This is a development we’ve known here at Hyperallergic for some time, but we thought it’d be good to let our readers explore it further. The blurry line demarcating art and fashion is obfuscated when artists have a hand in designing clothes. Is it just a cheap ploy to stock the gift shop full of more merchandise? Probably. But bearing an artist’s creation in your personal presentation potentially imbues clothing with a lot of meaning.
Before we begin, a note on wearing t-shirts bearing an artist’s vision: following the same rule as wearing a band’s t-shirt to one of their concerts, wearing an artist t-shirt at a gallery or museum makes you look like a pseudo-intellectual poseur who’s trying too hard and should be avoided at all costs. Unless that’s what you’re going for. But don’t fret! They’re appropriate attire in almost every other environment. Let’s look at a run down of the most inspiring t-shirts designed by artists.
1. Jenny Holzer
It’s probably a lot more thought provoking to have a t-shirt scrawled with a message by Jenny Holzer than some dude on CafePress.com. While it doesn’t have the same impact as an illuminated billboard in Times Square, it certainly adds an intimacy to her work. Just make sure to tell people an artist did it; otherwise they might not “get” it.
Numbers 2 & 3 on the list go to Takashi Murakami’s shirts at the MOCA store featuring his iconic sprite Mr. DOB in two colorways. Because who can decide between pink and blue? Except of course for cisgender heterosexual men who would never wear pink. But for the rest of us, not wearing one of these might have us crying, “Dobojite, dobojite?” (“Why, why?”)
4. Damien Hirst

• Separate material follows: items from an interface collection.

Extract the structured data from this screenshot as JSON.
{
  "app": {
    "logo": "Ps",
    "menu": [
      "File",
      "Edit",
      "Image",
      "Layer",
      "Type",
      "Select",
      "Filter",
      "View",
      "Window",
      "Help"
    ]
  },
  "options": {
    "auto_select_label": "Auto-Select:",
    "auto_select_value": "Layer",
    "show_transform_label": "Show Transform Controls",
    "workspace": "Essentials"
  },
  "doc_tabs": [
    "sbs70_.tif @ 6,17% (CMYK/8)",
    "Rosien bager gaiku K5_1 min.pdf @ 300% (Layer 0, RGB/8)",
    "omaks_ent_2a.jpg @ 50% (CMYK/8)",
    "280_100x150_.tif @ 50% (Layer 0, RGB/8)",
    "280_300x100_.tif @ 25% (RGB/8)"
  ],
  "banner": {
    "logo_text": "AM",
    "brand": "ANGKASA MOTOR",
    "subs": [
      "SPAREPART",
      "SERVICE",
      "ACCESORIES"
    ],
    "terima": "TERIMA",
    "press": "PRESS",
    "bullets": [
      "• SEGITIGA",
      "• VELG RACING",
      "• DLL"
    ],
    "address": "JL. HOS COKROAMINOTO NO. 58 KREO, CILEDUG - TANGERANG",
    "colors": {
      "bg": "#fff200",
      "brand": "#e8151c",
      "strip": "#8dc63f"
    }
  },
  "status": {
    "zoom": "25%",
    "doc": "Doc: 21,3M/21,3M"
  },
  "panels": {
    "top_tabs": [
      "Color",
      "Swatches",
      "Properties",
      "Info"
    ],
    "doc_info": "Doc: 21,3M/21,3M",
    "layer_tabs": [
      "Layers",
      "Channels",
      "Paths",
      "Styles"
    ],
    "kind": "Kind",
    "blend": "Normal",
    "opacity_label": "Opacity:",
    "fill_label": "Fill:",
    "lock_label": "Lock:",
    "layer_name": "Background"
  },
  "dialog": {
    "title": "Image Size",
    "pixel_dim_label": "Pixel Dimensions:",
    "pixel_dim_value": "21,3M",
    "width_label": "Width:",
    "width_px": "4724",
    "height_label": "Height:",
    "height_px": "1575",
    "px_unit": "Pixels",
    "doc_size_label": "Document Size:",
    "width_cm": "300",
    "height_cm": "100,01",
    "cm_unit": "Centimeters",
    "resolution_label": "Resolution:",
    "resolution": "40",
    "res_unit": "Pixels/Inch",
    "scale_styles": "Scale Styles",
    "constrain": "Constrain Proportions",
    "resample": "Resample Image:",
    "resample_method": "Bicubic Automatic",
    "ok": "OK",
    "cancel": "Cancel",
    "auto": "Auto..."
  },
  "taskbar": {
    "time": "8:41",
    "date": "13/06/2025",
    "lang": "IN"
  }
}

Produced in conjunction with his show Superstition at Gagosian, Hirst’s t-shirt features cerulean butterflies flitting on a soft pink background. More so than all of these, this tee most suggests sticking two armholes in an artist’s canvas and walking around in it. OK, that doesn’t sound quite as elegant as expected, but still, you know what I’m getting at.
Playing off his motif of incorporating graphic iconography in his work, McGinness’s “Destroy” tee starts out well with an ironic tone-on-tone emblem of anti-consumerism. It’s sharp, and dubiously well intentioned, but wearing one might be too much of a hassle to strike a balance between simultaneously promoting and criticizing it.

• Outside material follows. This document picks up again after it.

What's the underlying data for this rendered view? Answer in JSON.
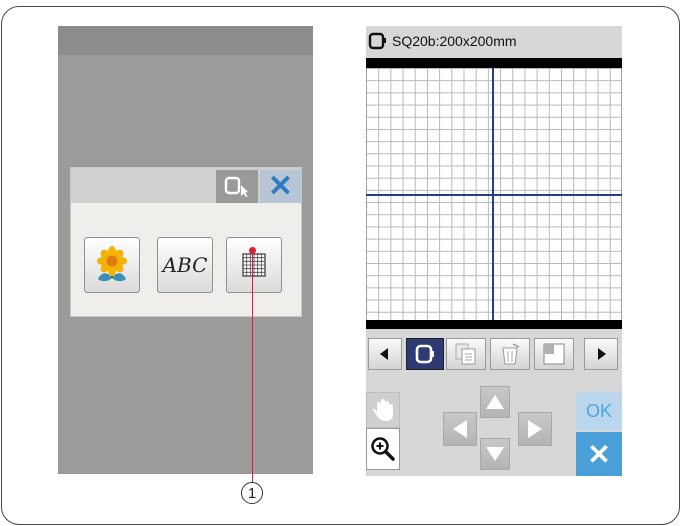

You can’t really discuss the collision of art and commerce without throwing Warhol into the mix, right? So when Douglas Gordon’s show appropriating the original silver fox’s silk-screens came to Gagosian, it was only natural to feature the prints on a t-shirt so even the lowliest of consumers could drop some money in the name of business art.
7. Damien Hirst

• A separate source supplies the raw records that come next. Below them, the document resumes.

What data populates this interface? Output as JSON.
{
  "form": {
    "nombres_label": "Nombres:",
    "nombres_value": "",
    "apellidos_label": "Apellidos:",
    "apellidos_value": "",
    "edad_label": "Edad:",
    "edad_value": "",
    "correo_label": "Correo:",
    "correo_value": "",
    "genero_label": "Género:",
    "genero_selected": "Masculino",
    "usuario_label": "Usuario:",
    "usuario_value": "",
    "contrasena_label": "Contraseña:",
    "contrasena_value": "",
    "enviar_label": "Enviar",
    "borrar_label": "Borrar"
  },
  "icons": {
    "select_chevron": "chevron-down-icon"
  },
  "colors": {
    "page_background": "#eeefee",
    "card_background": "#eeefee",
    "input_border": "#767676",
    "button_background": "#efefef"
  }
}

Of course Damien Hirst would show up twice on this list, but this tee is a bit more versatile and iconic (sadly, not cheaper. These shirts are expensive, huh?). Unfortunately it’s not encrusted with real diamonds, but skull shirts are so ubiquitous, why not have a blinged-out one by Mr. Hirst?
8. Keith Haring
Foregoing the conversation of whether Haring actually designed these or not, the t-shirts decorated with his cave painting-like icons are pretty sharp and probably very recognizable to the masses. The average person may not know who Jenny Holzer or Ryan McGinness is, but one look at a radiant child and even a housewife in one of the square states would be able to track its origin. Haring’s work has probably become the most marketable of any artist (save maybe for Warhol, of course), with not only t-shirts bearing his graphics, but also Sigg bottles, umbrellas and a line of shoes designed by Nicholas Kirkwood.
KAWS has done a lot of things in his career — working for Disney, landing on magazine covers, designing snowboards — but one thing he accomplished that was probably furthest from his mind is making fashionable clothes. His OriginalFake t-shirts featuring a collage of his signature graffiti style and a pin-up girl arguably looks the most like something you’d see walking down the runways.
This one might not technically be an artist-meets-mass-market-apparel deal, but it’s a cute enough distillation of the entire narrative of art history into a simple graphic tee. The van Gogh face is a little disappointing, though. Not only does it bypass his post-impressionist style, it also propagates the urban legend that he hacked off his entire ear. But, how much can we really expect from a t-shirt?
As arts communities around the world experience a time of challenge and change, accessible, independent reporting on these developments is more important than ever.
Please consider supporting our journalism, and help keep our independent reporting free and accessible to all.